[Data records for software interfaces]
# # # # # # #

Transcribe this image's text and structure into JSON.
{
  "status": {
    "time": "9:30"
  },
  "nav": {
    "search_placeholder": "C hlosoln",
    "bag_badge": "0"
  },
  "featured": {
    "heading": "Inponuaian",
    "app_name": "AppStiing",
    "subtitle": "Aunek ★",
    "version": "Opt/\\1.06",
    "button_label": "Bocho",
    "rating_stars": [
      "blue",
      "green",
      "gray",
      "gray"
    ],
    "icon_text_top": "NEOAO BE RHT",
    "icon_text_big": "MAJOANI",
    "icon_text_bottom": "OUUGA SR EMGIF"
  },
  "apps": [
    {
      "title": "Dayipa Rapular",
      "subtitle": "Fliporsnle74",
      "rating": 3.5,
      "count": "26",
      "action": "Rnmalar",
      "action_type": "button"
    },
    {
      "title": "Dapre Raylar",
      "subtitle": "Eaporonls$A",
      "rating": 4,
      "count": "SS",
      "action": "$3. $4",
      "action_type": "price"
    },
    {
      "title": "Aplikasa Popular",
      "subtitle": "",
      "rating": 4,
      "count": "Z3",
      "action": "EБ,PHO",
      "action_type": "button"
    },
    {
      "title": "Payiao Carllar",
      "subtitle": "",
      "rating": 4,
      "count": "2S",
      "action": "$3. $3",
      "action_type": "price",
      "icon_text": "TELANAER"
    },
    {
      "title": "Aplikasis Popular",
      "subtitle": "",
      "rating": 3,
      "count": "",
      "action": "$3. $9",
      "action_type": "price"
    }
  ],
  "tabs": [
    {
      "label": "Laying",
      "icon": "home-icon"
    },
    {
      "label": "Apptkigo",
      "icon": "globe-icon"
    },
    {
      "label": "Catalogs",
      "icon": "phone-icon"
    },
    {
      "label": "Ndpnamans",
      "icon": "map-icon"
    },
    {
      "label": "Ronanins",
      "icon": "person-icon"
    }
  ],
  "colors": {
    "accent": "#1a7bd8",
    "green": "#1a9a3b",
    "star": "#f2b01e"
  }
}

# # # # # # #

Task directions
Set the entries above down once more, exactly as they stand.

Reply
Transcribe this image's text and structure into JSON.
{
  "status": {
    "time": "9:30"
  },
  "nav": {
    "search_placeholder": "C hlosoln",
    "bag_badge": "0"
  },
  "featured": {
    "heading": "Inponuaian",
    "app_name": "AppStiing",
    "subtitle": "Aunek ★",
    "version": "Opt/\\1.06",
    "button_label": "Bocho",
    "rating_stars": [
      "blue",
      "green",
      "gray",
      "gray"
    ],
    "icon_text_top": "NEOAO BE RHT",
    "icon_text_big": "MAJOANI",
    "icon_text_bottom": "OUUGA SR EMGIF"
  },
  "apps": [
    {
      "title": "Dayipa Rapular",
      "subtitle": "Fliporsnle74",
      "rating": 3.5,
      "count": "26",
      "action": "Rnmalar",
      "action_type": "button"
    },
    {
      "title": "Dapre Raylar",
      "subtitle": "Eaporonls$A",
      "rating": 4,
      "count": "SS",
      "action": "$3. $4",
      "action_type": "price"
    },
    {
      "title": "Aplikasa Popular",
      "subtitle": "",
      "rating": 4,
      "count": "Z3",
      "action": "EБ,PHO",
      "action_type": "button"
    },
    {
      "title": "Payiao Carllar",
      "subtitle": "",
      "rating": 4,
      "count": "2S",
      "action": "$3. $3",
      "action_type": "price",
      "icon_text": "TELANAER"
    },
    {
      "title": "Aplikasis Popular",
      "subtitle": "",
      "rating": 3,
      "count": "",
      "action": "$3. $9",
      "action_type": "price"
    }
  ],
  "tabs": [
    {
      "label": "Laying",
      "icon": "home-icon"
    },
    {
      "label": "Apptkigo",
      "icon": "globe-icon"
    },
    {
      "label": "Catalogs",
      "icon": "phone-icon"
    },
    {
      "label": "Ndpnamans",
      "icon": "map-icon"
    },
    {
      "label": "Ronanins",
      "icon": "person-icon"
    }
  ],
  "colors": {
    "accent": "#1a7bd8",
    "green": "#1a9a3b",
    "star": "#f2b01e"
  }
}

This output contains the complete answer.